Retype the entries exactly; omit all pictures.

━━━ Data listing ━━━

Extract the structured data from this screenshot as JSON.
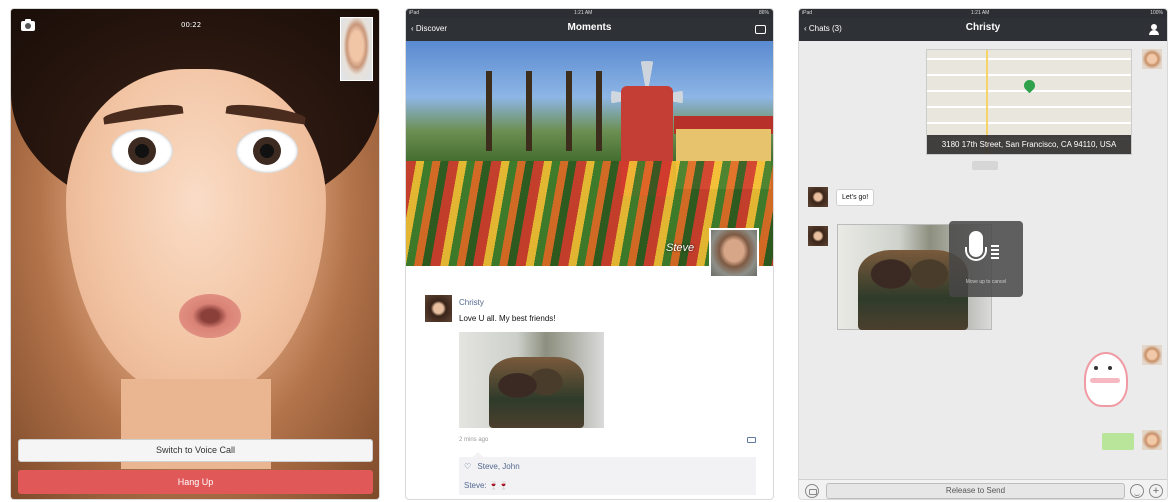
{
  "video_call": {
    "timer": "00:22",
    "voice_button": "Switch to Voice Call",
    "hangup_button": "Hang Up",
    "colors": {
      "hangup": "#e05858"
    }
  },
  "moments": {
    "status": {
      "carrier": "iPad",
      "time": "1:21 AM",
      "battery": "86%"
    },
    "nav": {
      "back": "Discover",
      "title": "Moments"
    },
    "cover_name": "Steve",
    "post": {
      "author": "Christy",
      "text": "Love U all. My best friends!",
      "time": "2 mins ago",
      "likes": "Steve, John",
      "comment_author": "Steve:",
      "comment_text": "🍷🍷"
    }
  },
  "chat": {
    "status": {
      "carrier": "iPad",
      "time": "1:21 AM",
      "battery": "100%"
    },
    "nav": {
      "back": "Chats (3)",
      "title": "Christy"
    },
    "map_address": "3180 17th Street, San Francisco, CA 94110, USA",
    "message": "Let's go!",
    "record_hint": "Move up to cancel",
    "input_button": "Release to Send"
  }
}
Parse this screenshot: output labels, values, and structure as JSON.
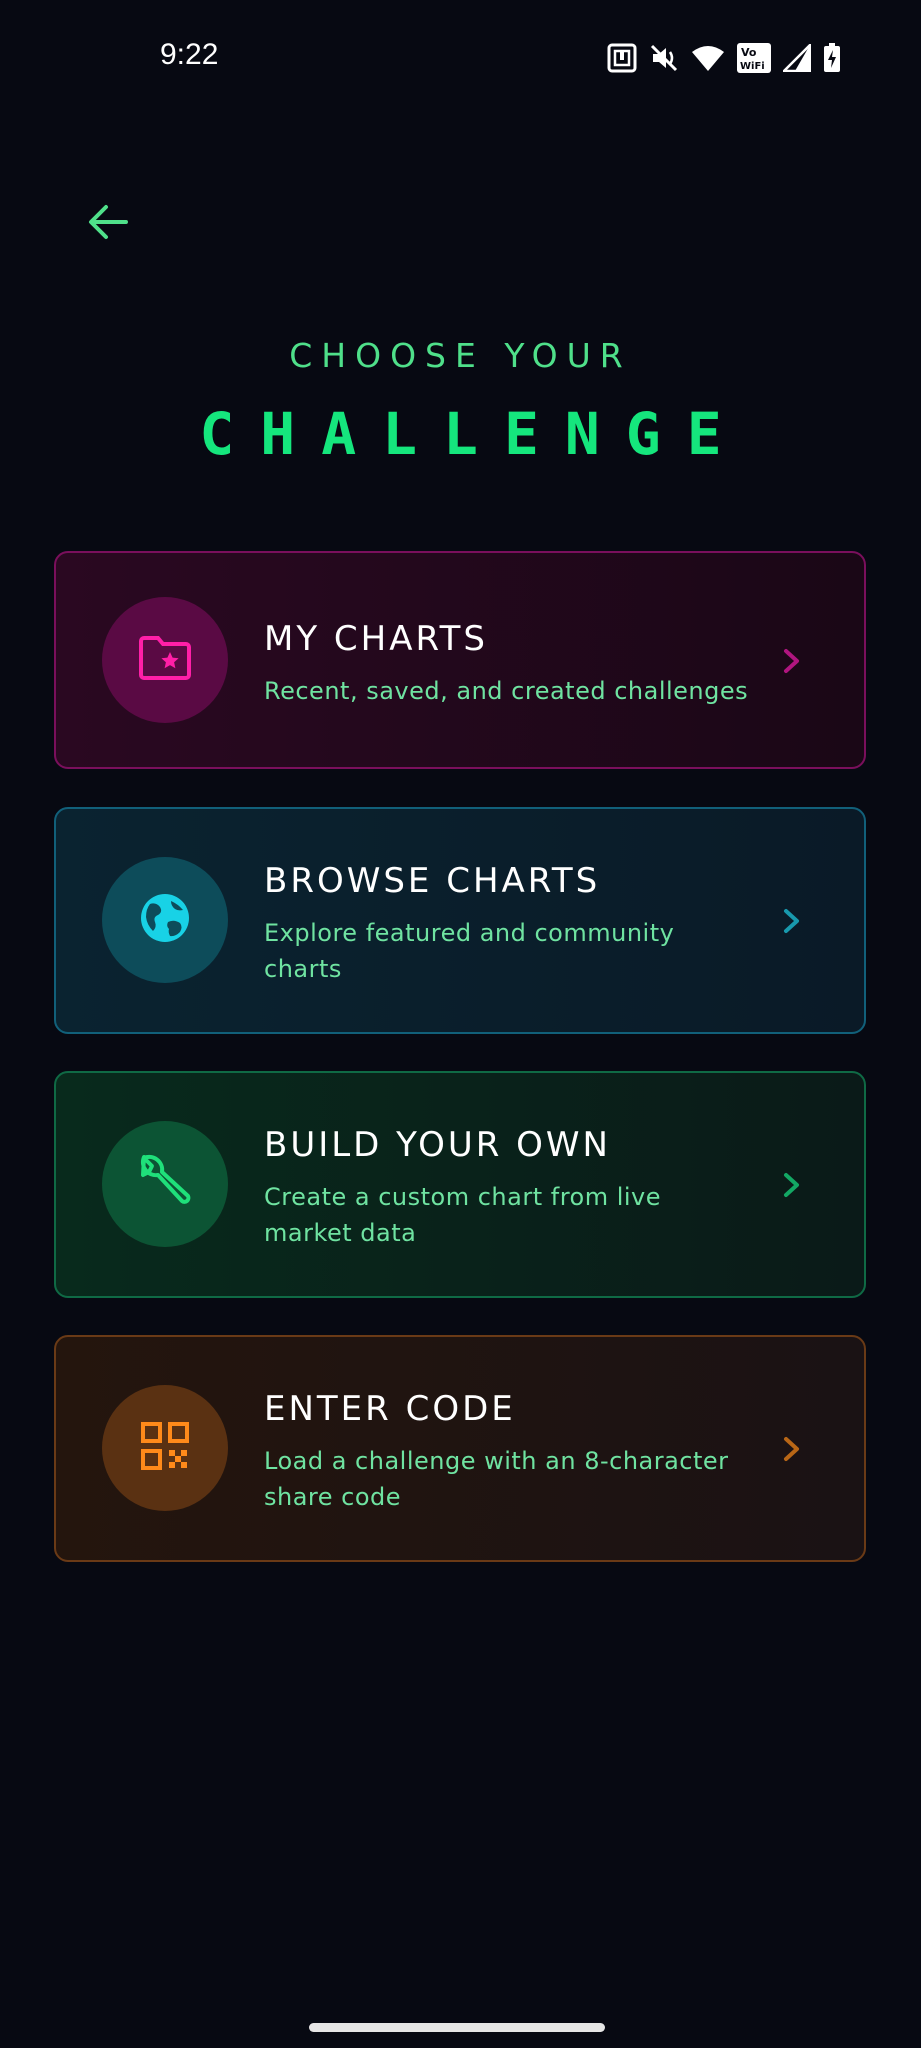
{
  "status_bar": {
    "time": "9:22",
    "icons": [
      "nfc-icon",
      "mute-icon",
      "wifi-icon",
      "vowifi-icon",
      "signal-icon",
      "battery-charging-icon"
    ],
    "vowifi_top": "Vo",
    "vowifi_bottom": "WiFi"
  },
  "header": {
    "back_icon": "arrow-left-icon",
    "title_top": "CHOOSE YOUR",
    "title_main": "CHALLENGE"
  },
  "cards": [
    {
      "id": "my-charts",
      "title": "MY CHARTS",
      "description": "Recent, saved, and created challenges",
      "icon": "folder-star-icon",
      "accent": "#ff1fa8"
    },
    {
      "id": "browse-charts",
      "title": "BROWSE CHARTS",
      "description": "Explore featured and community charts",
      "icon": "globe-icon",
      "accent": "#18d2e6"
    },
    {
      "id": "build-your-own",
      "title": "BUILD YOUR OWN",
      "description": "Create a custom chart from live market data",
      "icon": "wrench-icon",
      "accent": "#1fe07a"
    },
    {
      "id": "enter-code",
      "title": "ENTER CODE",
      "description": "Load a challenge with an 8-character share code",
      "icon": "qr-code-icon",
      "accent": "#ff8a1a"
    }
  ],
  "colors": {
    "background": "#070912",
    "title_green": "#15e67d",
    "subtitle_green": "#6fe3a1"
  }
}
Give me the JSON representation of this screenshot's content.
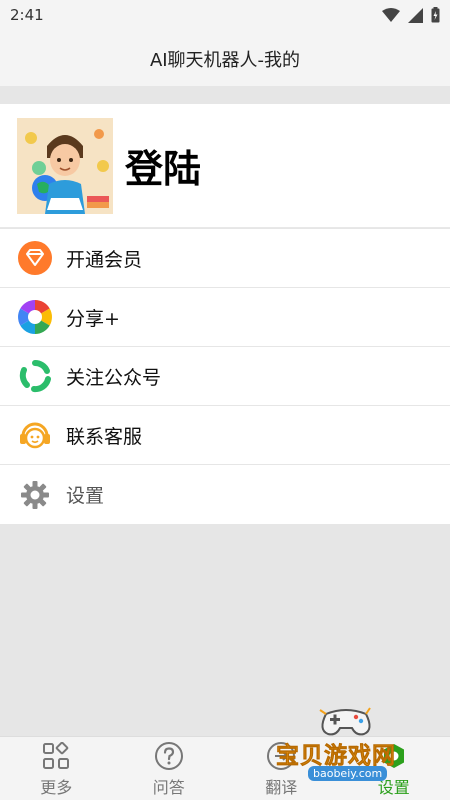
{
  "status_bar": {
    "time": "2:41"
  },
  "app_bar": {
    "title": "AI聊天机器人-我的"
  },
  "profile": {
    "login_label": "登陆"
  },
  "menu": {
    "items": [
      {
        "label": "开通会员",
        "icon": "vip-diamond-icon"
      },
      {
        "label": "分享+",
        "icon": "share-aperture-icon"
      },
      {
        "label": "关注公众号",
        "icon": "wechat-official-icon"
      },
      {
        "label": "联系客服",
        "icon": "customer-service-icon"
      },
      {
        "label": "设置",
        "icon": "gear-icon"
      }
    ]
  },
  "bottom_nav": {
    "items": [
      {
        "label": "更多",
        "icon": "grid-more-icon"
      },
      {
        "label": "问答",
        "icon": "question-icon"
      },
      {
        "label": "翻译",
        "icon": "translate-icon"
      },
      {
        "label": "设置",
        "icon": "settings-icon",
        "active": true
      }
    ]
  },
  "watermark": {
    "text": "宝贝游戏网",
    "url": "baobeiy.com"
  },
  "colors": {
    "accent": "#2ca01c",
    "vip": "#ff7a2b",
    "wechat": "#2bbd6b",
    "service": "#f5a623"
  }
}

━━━

▸ Response to the exercise:
Extract the structured data from this screenshot as JSON.
{
  "video_call": {
    "timer": "00:22",
    "voice_button": "Switch to Voice Call",
    "hangup_button": "Hang Up",
    "colors": {
      "hangup": "#e05858"
    }
  },
  "moments": {
    "status": {
      "carrier": "iPad",
      "time": "1:21 AM",
      "battery": "86%"
    },
    "nav": {
      "back": "Discover",
      "title": "Moments"
    },
    "cover_name": "Steve",
    "post": {
      "author": "Christy",
      "text": "Love U all. My best friends!",
      "time": "2 mins ago",
      "likes": "Steve, John",
      "comment_author": "Steve:",
      "comment_text": "🍷🍷"
    }
  },
  "chat": {
    "status": {
      "carrier": "iPad",
      "time": "1:21 AM",
      "battery": "100%"
    },
    "nav": {
      "back": "Chats (3)",
      "title": "Christy"
    },
    "map_address": "3180 17th Street, San Francisco, CA 94110, USA",
    "message": "Let's go!",
    "record_hint": "Move up to cancel",
    "input_button": "Release to Send"
  }
}
Parse this screenshot: output labels, values, and structure as JSON.
{
  "status_bar": {
    "time": "9:22",
    "icons": [
      "nfc-icon",
      "mute-icon",
      "wifi-icon",
      "vowifi-icon",
      "signal-icon",
      "battery-charging-icon"
    ],
    "vowifi_top": "Vo",
    "vowifi_bottom": "WiFi"
  },
  "header": {
    "back_icon": "arrow-left-icon",
    "title_top": "CHOOSE YOUR",
    "title_main": "CHALLENGE"
  },
  "cards": [
    {
      "id": "my-charts",
      "title": "MY CHARTS",
      "description": "Recent, saved, and created challenges",
      "icon": "folder-star-icon",
      "accent": "#ff1fa8"
    },
    {
      "id": "browse-charts",
      "title": "BROWSE CHARTS",
      "description": "Explore featured and community charts",
      "icon": "globe-icon",
      "accent": "#18d2e6"
    },
    {
      "id": "build-your-own",
      "title": "BUILD YOUR OWN",
      "description": "Create a custom chart from live market data",
      "icon": "wrench-icon",
      "accent": "#1fe07a"
    },
    {
      "id": "enter-code",
      "title": "ENTER CODE",
      "description": "Load a challenge with an 8-character share code",
      "icon": "qr-code-icon",
      "accent": "#ff8a1a"
    }
  ],
  "colors": {
    "background": "#070912",
    "title_green": "#15e67d",
    "subtitle_green": "#6fe3a1"
  }
}
Give me the JSON representation of this screenshot's content.
{
  "status_bar": {
    "time": "2:41"
  },
  "app_bar": {
    "title": "AI聊天机器人-我的"
  },
  "profile": {
    "login_label": "登陆"
  },
  "menu": {
    "items": [
      {
        "label": "开通会员",
        "icon": "vip-diamond-icon"
      },
      {
        "label": "分享+",
        "icon": "share-aperture-icon"
      },
      {
        "label": "关注公众号",
        "icon": "wechat-official-icon"
      },
      {
        "label": "联系客服",
        "icon": "customer-service-icon"
      },
      {
        "label": "设置",
        "icon": "gear-icon"
      }
    ]
  },
  "bottom_nav": {
    "items": [
      {
        "label": "更多",
        "icon": "grid-more-icon"
      },
      {
        "label": "问答",
        "icon": "question-icon"
      },
      {
        "label": "翻译",
        "icon": "translate-icon"
      },
      {
        "label": "设置",
        "icon": "settings-icon",
        "active": true
      }
    ]
  },
  "watermark": {
    "text": "宝贝游戏网",
    "url": "baobeiy.com"
  },
  "colors": {
    "accent": "#2ca01c",
    "vip": "#ff7a2b",
    "wechat": "#2bbd6b",
    "service": "#f5a623"
  }
}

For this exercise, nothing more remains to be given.